EXERCISE:
Only the count should appear in your answer: how many lines of the data below contain the word "JSON"?

Entries from a dataset of interfaces:

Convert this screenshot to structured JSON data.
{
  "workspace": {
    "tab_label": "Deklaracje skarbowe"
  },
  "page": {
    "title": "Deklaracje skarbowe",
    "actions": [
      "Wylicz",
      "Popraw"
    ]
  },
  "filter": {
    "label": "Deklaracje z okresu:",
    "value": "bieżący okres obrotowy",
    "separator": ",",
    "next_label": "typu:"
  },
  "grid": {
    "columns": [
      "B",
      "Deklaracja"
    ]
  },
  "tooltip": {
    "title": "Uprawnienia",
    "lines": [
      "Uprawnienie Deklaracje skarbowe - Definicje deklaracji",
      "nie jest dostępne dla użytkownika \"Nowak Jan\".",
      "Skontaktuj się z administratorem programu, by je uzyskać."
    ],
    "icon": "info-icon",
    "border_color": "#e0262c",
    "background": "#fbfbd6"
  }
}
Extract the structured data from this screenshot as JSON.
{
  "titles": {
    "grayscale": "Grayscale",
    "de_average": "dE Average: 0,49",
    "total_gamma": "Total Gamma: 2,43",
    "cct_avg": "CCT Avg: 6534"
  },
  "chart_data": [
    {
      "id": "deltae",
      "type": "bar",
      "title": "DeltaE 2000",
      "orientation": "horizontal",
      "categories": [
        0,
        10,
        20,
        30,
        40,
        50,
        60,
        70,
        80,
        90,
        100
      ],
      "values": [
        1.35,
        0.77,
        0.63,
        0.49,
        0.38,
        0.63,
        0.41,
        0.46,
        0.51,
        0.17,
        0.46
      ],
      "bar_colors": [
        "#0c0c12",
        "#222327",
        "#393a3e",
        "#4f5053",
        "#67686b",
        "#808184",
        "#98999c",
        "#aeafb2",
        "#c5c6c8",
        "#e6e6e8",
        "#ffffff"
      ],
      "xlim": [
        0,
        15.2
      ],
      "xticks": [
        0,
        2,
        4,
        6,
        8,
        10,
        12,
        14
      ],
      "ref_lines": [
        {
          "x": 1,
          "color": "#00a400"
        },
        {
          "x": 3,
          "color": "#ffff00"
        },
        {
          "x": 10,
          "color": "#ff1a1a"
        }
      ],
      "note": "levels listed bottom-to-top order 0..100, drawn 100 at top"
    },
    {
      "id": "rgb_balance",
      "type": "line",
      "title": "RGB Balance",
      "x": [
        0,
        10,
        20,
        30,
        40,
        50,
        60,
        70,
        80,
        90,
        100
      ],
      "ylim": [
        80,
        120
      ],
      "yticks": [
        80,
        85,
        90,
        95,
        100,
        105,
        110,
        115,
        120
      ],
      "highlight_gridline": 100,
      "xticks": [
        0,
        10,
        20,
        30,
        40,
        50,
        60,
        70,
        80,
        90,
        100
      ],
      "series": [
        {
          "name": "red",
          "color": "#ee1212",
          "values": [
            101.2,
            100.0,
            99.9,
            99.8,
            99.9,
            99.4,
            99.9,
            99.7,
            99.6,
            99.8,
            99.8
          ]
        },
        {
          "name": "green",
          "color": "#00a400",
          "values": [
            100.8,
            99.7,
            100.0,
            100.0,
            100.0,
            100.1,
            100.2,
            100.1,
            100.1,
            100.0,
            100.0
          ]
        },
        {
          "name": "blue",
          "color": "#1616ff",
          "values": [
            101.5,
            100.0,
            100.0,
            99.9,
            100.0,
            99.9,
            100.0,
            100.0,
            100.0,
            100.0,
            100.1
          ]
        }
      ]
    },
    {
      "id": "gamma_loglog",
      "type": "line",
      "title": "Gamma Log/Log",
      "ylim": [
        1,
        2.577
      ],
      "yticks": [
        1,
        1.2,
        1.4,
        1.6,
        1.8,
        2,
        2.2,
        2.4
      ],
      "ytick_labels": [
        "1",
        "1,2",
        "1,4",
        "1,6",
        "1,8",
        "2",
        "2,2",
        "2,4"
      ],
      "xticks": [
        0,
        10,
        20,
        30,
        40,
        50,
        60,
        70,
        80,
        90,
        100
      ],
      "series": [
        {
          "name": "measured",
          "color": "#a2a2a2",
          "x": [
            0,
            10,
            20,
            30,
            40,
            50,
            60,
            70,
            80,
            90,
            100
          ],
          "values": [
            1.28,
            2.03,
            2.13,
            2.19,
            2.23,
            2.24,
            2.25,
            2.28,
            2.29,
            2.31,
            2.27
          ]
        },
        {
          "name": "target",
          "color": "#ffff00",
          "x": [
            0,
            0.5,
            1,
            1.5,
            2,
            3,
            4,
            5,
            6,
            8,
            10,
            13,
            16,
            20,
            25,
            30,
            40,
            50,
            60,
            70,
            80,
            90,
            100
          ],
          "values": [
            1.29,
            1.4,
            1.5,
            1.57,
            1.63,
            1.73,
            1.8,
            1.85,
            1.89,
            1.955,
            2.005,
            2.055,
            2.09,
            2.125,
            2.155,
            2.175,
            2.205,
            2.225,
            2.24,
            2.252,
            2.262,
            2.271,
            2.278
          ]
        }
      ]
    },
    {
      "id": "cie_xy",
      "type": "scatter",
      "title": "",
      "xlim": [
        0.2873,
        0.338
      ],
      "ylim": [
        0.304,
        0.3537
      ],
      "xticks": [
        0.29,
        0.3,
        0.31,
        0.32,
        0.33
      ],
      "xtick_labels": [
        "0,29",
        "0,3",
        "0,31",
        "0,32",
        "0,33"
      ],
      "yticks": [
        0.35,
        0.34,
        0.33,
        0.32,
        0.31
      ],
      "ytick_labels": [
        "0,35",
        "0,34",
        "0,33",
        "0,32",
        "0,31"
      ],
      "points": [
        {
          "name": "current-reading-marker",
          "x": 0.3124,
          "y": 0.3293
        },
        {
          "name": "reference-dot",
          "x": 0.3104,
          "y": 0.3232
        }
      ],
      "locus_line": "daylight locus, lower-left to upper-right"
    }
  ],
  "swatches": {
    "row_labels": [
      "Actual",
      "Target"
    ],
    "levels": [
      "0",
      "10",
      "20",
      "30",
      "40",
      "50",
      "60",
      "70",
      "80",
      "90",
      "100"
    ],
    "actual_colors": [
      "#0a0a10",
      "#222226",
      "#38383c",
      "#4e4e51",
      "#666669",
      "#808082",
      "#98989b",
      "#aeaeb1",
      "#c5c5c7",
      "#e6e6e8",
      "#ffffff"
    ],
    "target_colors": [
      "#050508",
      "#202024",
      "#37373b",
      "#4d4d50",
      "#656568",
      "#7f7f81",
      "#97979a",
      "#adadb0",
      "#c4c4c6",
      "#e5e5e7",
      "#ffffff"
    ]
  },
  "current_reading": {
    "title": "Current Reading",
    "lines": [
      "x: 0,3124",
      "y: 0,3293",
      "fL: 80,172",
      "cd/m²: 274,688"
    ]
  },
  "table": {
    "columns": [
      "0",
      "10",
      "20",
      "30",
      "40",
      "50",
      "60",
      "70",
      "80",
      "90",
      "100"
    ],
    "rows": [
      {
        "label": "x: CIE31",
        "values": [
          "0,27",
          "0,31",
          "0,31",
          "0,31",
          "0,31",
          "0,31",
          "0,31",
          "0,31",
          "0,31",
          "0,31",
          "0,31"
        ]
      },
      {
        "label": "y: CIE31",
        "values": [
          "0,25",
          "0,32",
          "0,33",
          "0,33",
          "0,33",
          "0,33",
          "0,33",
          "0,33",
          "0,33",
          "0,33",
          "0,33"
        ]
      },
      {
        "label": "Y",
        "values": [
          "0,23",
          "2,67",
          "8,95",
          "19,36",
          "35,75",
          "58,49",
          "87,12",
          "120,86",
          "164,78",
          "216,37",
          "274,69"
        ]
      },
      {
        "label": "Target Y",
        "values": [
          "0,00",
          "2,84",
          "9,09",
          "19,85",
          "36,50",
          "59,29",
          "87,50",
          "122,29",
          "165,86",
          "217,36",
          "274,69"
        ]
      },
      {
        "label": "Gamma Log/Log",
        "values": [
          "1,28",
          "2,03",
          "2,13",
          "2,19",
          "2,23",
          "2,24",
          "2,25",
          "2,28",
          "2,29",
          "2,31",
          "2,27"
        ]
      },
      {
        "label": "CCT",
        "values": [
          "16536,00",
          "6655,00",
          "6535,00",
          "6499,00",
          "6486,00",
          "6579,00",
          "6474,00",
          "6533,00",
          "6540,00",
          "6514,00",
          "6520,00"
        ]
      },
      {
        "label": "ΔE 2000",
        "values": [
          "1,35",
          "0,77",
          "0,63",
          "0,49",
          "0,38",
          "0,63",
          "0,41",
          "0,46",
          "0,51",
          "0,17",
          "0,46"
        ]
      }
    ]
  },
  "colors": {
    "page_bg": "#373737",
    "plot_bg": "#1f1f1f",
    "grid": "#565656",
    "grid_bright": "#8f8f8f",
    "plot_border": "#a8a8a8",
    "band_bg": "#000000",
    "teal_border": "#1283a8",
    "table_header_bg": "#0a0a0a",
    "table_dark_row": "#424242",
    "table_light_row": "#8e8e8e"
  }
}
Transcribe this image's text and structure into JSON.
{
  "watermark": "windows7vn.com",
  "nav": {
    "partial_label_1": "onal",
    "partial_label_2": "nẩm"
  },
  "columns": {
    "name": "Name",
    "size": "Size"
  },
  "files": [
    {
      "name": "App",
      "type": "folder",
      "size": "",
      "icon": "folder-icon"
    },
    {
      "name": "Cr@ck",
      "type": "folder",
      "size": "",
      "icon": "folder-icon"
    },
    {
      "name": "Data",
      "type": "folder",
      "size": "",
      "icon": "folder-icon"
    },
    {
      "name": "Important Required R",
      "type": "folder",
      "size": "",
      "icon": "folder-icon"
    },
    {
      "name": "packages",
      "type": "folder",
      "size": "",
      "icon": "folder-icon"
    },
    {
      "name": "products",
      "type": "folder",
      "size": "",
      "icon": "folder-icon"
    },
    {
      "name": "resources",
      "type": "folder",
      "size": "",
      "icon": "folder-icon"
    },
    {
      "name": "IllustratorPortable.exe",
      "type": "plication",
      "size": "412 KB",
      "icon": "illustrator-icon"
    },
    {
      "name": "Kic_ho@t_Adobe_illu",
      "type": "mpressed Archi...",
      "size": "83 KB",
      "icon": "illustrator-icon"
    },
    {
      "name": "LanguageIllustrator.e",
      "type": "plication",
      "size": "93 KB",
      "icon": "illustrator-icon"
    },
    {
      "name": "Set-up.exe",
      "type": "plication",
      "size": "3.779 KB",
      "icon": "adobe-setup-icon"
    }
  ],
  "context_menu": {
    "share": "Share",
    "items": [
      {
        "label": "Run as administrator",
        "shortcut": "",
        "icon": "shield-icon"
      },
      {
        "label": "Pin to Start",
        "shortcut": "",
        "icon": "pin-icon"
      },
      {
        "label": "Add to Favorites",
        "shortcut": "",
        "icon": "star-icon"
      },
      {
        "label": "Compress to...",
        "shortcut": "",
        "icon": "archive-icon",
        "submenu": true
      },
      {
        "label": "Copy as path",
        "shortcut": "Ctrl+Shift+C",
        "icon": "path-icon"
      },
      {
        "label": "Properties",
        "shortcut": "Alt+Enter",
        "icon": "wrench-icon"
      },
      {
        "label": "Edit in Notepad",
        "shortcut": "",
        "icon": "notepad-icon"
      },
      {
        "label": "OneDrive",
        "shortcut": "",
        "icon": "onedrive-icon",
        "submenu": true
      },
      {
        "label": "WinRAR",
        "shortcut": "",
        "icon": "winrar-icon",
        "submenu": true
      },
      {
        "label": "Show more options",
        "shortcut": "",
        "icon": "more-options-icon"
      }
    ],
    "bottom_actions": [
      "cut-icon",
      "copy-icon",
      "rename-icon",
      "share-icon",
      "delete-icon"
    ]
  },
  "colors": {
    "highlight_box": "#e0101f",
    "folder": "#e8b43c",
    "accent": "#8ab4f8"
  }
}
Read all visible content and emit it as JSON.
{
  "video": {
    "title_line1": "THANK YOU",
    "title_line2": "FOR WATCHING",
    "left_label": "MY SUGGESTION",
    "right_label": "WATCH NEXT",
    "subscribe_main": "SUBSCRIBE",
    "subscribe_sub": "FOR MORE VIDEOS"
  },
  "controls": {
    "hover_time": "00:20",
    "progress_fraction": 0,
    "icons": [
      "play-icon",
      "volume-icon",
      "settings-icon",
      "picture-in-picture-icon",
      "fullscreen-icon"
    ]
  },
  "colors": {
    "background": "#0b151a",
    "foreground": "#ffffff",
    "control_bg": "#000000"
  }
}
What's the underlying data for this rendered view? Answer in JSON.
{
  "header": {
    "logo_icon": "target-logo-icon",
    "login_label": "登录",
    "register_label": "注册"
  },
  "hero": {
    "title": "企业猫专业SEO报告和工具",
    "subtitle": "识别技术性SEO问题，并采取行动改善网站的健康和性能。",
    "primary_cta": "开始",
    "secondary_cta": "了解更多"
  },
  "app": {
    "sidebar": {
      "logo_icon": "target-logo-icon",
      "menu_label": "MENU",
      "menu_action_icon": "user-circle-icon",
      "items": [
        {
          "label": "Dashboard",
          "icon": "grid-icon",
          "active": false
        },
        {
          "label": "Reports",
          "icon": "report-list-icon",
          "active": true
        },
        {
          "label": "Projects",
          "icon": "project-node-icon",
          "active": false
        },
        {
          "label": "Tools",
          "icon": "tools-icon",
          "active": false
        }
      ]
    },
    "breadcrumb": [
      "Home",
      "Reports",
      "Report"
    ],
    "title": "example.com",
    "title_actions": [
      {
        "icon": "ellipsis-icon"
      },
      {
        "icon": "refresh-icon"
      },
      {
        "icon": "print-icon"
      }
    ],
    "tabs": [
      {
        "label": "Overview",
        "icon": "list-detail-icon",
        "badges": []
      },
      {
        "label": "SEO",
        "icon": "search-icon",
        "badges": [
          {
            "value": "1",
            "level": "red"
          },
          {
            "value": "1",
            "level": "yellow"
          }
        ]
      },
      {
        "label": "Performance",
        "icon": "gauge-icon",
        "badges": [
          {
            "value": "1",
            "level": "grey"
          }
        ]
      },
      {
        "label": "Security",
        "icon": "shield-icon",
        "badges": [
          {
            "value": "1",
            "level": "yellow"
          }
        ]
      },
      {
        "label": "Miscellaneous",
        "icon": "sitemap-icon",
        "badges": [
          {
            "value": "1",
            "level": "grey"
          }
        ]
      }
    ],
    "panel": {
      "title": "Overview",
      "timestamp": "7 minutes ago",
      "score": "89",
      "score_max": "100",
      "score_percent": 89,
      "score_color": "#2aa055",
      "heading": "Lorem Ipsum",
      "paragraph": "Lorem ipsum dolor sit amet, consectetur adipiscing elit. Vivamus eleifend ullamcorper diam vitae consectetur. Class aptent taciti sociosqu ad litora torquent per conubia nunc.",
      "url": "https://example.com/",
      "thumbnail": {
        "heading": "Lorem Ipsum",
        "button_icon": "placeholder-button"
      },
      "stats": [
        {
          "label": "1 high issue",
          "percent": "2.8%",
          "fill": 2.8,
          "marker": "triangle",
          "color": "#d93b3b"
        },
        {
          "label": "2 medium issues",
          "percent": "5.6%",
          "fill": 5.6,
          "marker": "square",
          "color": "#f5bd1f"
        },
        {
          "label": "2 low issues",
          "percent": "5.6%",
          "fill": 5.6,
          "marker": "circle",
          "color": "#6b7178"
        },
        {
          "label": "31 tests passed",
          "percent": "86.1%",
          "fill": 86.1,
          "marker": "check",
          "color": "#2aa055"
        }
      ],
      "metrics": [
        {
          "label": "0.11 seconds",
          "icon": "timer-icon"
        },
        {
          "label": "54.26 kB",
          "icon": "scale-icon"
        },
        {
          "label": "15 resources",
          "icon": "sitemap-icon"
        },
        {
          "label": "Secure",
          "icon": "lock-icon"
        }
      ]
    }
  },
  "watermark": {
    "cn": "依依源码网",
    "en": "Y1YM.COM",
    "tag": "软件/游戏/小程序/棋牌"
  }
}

YOUR SOLUTION:
5